WHO would have thought that a group of businessmen looking to make ends meet would be involved in a conspiracy to strong arm consumers into parting with their hard-earned cash? This, however, was what happened during an association meeting where the simple act of raising hands ultimately led to a group of confectioners and bakers being on the receiving end of heavy fines from the Malaysia Competition Commission (MyCC) for participating in a price-fixing cartel.
MyCC has zero tolerance for hardcore cartels such as price fixing cartels and will not hesitate to investigate reports of such illegal activities. They have, on many occasions, levied crushing financial penalties on those deemed to have infringed the Competition Act 2010 (Act).
It is quite understandable that the phrase “hardcore cartel” results immediately in one envisioning the drug cartels of Latin America. This is not, however, the topic of conversation. Hardcore cartels in the Competition Law context arise, quite simply, when there are agreements between competitors to fix prices, share markets, limit or control output and conduct bid rigging activities. Such anti-competitive agreements are expressly prohibited under the Act. The Act also expressly grants MyCC broad powers to impose debilitating fines upon those deemed to have infringed the Act. Generally, one will not walk away unscathed if MyCC finds that one has participated in cartel conduct.

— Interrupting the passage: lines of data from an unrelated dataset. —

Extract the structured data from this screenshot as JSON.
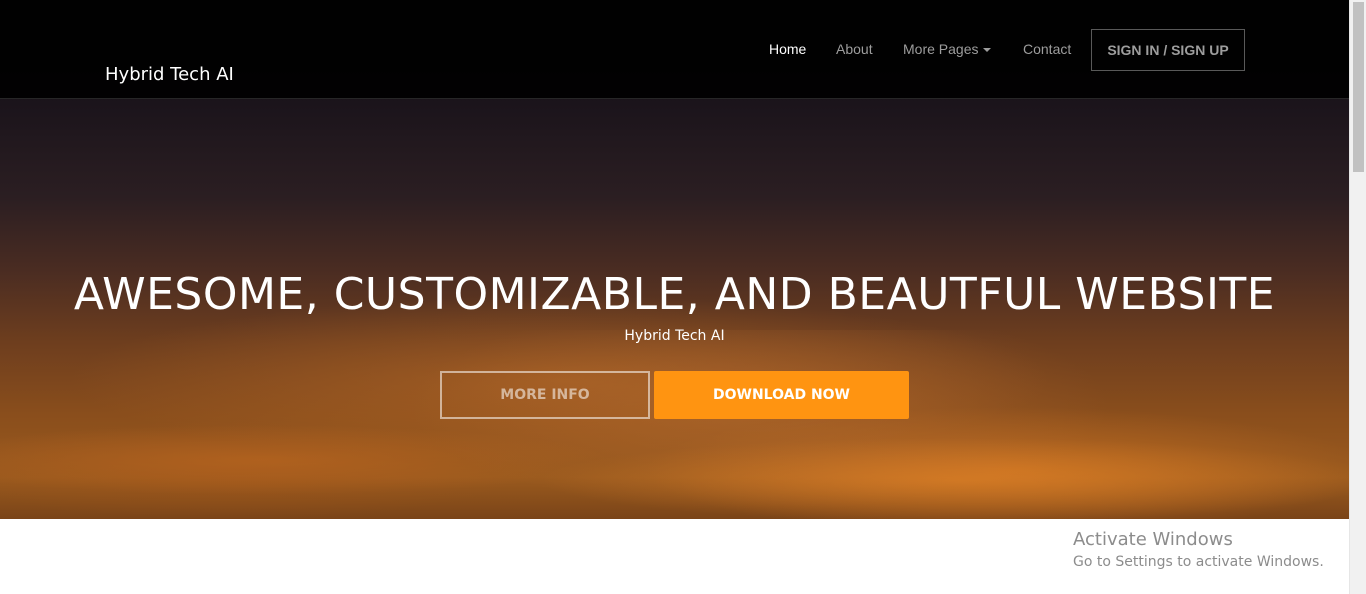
{
  "nav": {
    "brand": "Hybrid Tech AI",
    "links": [
      {
        "label": "Home",
        "active": true
      },
      {
        "label": "About"
      },
      {
        "label": "More Pages",
        "dropdown": true
      },
      {
        "label": "Contact"
      }
    ],
    "signin_label": "SIGN IN / SIGN UP"
  },
  "hero": {
    "title": "AWESOME, CUSTOMIZABLE, AND BEAUTFUL WEBSITE",
    "subtitle": "Hybrid Tech AI",
    "more_info_label": "MORE INFO",
    "download_label": "DOWNLOAD NOW"
  },
  "watermark": {
    "title": "Activate Windows",
    "subtitle": "Go to Settings to activate Windows."
  },
  "colors": {
    "accent": "#ff9411",
    "navbar": "#000000",
    "nav_text": "#9d9d9d"
  }
}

Given the crippling sanctions that MyCC can impose upon often unsuspecting infringers of the Act, it is wise to consider certain precautions when conducting business. First, when meeting with competitors, an entity should not discuss matters related to prices or production levels of its products or services. Second, entities should not share commercially sensitive information as such information may facilitate the creation of the abovementioned illegal agreements. It is often the case that what businessmen deem as “harmless information” might very well constitute “commercially sensitive information”. If one is aware that prices of products or services will be discussed during a meeting between competitors, an entity who is a competitor may want to avoid the meeting altogether.
Given the current Covid-19 crisis, it would not be surprising if businesses work together to overcome the economic challenges they face. Nevertheless, reasons such as economic hardship or pressure from competitors to participate in cartel agreements have generally not been accepted as defences against participation in such cartel agreements. One might sometimes even try to argue that there was no explicit agreement to participate in a cartel. Nonetheless, according to MyCC’s guidelines, even being present without objection at a meeting where a proposal for price increases is discussed could be sufficient grounds for an agreement to be found.
Should MyCC be of the view that you might have been/are participating in a cartel, it can carry out what is known as a “dawn raid”. A dawn raid begins when the MYCC officers arrive, without warning, at your premises. They will often produce a warrant for the raid and will require you and your business to give them what they deem as evidence relevant to their investigations. They are given broad powers of investigation and have powers of search and seizure that allow them not only to seize documents but computer hardware containing soft copies of what they deem as relevant evidence.
In the event that businesses have to deal with a dawn raid, it is strongly advised that your lawyers are present to ensure that MyCC does not take anything beyond what is authorised.
To cement its conviction and commitment to prosecuting and punishing anti-competitive infringements, MyCC has, since the coming into force of the Act, imposed stifling penalties against those it regards as contraveners of the Act. An illustration of this is in one of the more recent financial penalties imposed by MyCC against 22 members of the General Insurance Association of Malaysia for cartel behavior where the fine amounted to RM173 million. Aside from the power to impose crippling fines, a finding of infringement may result in negative publicity for the business, diminishing the likelihood that other businesses or customers will deal with them.
Finally, it would be folly to think that escape from criminal liability is available for foreign nationals participating in a cartel outside Malaysia. Should one be found to have participated in a hardcore cartel in the US, the US Department of Justice has the power to bring criminal charges which may result in imprisonment. This power is not just a facile threat.
To summarise, MyCC does not show mercy when it comes to cartel enforcement and it would be wise to carry out compliance programmes within the business/organisation and to seek legal advice to ensure that a business has not inadvertently participated in such activities and is protected from any such liability in the future. In this instance, ignorance is never bliss.
This article was contributed by Samuel Ong Ying Yie of Christopher & Lee Ong.